- _Assigned task_:
Only a number is wanted here: how many lines in the entries below contain the word "credit".

Source records
○ ○ ○ ○ ○

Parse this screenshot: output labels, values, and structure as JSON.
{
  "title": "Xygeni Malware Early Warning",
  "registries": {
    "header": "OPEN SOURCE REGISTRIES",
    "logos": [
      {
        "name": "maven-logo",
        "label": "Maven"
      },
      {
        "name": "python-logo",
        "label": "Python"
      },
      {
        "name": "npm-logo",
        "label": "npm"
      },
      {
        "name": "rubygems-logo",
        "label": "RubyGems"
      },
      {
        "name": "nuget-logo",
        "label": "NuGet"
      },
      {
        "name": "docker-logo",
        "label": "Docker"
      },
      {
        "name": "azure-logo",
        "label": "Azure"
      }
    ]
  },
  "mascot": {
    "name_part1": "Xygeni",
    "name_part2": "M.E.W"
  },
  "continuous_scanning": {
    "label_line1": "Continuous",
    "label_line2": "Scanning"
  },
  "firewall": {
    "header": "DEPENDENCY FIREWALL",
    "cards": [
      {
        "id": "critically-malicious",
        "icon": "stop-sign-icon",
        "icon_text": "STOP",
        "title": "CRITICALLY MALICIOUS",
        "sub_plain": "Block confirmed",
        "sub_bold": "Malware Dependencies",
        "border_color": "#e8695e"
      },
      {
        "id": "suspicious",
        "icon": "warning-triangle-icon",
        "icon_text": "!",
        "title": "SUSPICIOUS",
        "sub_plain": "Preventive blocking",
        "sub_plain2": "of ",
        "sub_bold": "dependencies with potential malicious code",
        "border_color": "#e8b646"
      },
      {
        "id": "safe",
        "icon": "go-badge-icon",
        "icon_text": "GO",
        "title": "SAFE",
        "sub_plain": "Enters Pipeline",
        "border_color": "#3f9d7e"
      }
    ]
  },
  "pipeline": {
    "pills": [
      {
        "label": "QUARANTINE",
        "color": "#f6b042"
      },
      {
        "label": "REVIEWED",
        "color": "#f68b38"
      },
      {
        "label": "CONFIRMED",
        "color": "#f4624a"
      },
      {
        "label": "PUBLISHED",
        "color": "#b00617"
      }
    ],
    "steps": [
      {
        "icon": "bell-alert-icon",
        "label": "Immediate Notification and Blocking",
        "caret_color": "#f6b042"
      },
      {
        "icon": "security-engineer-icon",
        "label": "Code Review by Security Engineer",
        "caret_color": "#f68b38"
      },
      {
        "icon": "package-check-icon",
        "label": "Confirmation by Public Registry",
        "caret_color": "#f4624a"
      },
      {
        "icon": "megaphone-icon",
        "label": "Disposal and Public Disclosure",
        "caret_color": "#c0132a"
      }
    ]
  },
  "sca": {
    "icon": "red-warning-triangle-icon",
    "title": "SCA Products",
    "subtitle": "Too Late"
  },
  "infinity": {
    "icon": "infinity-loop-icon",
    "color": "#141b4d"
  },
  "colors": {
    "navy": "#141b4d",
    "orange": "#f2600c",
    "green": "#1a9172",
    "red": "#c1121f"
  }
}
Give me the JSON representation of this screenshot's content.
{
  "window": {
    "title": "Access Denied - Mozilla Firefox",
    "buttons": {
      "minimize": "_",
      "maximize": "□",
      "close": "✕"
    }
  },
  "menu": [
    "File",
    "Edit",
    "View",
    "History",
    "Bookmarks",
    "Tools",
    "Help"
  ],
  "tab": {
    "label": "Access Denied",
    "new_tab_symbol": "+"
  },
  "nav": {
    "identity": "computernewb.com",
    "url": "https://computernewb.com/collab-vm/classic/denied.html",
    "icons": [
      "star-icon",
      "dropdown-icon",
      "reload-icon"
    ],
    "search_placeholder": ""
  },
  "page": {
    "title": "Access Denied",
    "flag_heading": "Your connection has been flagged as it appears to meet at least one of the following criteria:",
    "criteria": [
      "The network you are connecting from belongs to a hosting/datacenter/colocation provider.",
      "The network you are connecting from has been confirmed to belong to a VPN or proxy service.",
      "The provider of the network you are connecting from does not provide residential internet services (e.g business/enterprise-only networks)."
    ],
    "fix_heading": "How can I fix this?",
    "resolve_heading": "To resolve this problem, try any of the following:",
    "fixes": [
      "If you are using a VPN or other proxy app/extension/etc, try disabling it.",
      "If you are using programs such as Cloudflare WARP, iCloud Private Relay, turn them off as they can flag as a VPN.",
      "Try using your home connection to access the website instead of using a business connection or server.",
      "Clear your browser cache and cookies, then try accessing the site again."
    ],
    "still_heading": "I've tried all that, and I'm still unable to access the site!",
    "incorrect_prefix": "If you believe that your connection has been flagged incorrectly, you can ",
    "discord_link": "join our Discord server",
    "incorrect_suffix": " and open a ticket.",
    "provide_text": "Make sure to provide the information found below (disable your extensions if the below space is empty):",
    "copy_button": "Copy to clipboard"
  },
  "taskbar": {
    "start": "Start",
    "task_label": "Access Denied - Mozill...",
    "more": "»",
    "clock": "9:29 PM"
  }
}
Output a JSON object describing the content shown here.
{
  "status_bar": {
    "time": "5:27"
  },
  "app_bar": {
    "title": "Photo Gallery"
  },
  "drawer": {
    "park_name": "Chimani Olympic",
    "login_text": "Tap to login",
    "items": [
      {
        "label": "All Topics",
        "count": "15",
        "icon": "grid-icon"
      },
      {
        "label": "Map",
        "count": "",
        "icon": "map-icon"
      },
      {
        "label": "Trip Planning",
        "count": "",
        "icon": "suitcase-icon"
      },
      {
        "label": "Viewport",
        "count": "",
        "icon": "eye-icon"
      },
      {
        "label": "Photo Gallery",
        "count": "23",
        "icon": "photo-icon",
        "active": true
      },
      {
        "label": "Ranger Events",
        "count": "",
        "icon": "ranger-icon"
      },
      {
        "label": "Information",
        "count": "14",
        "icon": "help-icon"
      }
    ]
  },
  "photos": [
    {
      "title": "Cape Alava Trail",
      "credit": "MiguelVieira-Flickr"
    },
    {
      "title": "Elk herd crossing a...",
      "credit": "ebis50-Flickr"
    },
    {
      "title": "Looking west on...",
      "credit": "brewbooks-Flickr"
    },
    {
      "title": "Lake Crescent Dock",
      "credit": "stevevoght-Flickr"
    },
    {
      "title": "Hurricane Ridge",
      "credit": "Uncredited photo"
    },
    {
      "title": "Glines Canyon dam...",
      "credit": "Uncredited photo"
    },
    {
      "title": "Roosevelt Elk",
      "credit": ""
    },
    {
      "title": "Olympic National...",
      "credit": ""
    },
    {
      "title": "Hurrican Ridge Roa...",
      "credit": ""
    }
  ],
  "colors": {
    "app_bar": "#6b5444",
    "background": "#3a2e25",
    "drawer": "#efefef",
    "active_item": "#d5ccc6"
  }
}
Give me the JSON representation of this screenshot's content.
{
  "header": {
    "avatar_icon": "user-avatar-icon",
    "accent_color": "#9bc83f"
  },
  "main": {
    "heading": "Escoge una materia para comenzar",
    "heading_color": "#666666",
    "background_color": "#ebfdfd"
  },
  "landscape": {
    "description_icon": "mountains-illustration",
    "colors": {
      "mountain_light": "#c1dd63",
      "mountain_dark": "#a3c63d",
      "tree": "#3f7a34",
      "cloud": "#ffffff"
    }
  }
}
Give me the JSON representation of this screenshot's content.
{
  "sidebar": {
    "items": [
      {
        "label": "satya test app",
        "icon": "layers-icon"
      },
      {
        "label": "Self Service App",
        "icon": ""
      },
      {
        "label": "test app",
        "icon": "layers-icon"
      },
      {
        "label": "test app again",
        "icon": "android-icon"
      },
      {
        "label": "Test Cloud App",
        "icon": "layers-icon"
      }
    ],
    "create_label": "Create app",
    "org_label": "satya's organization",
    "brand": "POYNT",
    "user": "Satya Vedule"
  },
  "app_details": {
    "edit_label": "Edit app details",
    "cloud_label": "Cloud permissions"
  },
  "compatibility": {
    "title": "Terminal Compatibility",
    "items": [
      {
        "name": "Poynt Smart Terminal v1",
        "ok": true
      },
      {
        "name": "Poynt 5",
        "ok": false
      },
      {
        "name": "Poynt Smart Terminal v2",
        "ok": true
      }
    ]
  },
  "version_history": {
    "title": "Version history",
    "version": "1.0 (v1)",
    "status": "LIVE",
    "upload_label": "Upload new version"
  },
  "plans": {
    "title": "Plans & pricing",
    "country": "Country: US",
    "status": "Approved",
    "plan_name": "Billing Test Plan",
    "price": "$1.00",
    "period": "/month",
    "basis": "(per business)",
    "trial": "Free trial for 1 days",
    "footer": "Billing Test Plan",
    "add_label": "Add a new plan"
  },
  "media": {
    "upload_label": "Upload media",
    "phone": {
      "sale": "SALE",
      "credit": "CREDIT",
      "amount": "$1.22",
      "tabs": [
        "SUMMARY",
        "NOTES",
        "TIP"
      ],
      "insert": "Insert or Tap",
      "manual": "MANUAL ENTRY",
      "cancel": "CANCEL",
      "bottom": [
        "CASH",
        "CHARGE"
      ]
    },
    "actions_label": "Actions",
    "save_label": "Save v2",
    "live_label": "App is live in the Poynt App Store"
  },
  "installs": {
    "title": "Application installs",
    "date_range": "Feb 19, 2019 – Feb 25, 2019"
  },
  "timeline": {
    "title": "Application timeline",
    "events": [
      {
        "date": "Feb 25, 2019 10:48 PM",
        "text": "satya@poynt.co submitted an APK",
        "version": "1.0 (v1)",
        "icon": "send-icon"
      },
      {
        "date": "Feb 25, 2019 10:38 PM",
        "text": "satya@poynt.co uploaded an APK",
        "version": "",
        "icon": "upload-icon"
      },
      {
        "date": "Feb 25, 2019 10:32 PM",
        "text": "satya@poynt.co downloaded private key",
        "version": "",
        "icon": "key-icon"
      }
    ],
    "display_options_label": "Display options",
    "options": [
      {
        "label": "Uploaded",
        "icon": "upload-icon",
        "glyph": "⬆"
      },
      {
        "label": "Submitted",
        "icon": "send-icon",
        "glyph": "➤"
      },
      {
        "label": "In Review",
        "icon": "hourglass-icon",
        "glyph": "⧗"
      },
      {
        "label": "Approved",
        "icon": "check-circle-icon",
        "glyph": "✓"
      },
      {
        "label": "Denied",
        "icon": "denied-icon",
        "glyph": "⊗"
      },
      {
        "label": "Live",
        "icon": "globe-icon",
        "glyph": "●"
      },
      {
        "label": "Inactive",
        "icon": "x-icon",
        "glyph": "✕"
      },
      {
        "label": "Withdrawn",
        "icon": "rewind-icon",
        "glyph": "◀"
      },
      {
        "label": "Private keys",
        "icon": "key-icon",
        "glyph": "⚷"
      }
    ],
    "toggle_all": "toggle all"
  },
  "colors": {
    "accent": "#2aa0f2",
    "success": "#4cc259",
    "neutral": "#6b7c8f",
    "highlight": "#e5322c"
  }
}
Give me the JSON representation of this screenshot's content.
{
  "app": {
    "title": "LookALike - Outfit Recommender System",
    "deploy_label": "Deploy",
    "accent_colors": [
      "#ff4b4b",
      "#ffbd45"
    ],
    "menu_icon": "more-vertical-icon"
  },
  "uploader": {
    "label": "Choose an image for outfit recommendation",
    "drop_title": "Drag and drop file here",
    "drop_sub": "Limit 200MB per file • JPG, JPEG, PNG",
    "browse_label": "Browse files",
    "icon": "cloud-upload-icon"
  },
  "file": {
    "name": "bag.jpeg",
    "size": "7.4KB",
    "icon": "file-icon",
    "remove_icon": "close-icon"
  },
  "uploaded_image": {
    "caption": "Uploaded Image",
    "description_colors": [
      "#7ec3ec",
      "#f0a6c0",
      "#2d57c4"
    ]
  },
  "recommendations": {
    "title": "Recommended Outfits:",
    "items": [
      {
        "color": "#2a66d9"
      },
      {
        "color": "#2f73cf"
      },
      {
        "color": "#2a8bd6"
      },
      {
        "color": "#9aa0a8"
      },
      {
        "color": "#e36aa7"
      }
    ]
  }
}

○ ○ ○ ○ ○

- _Task response_:
10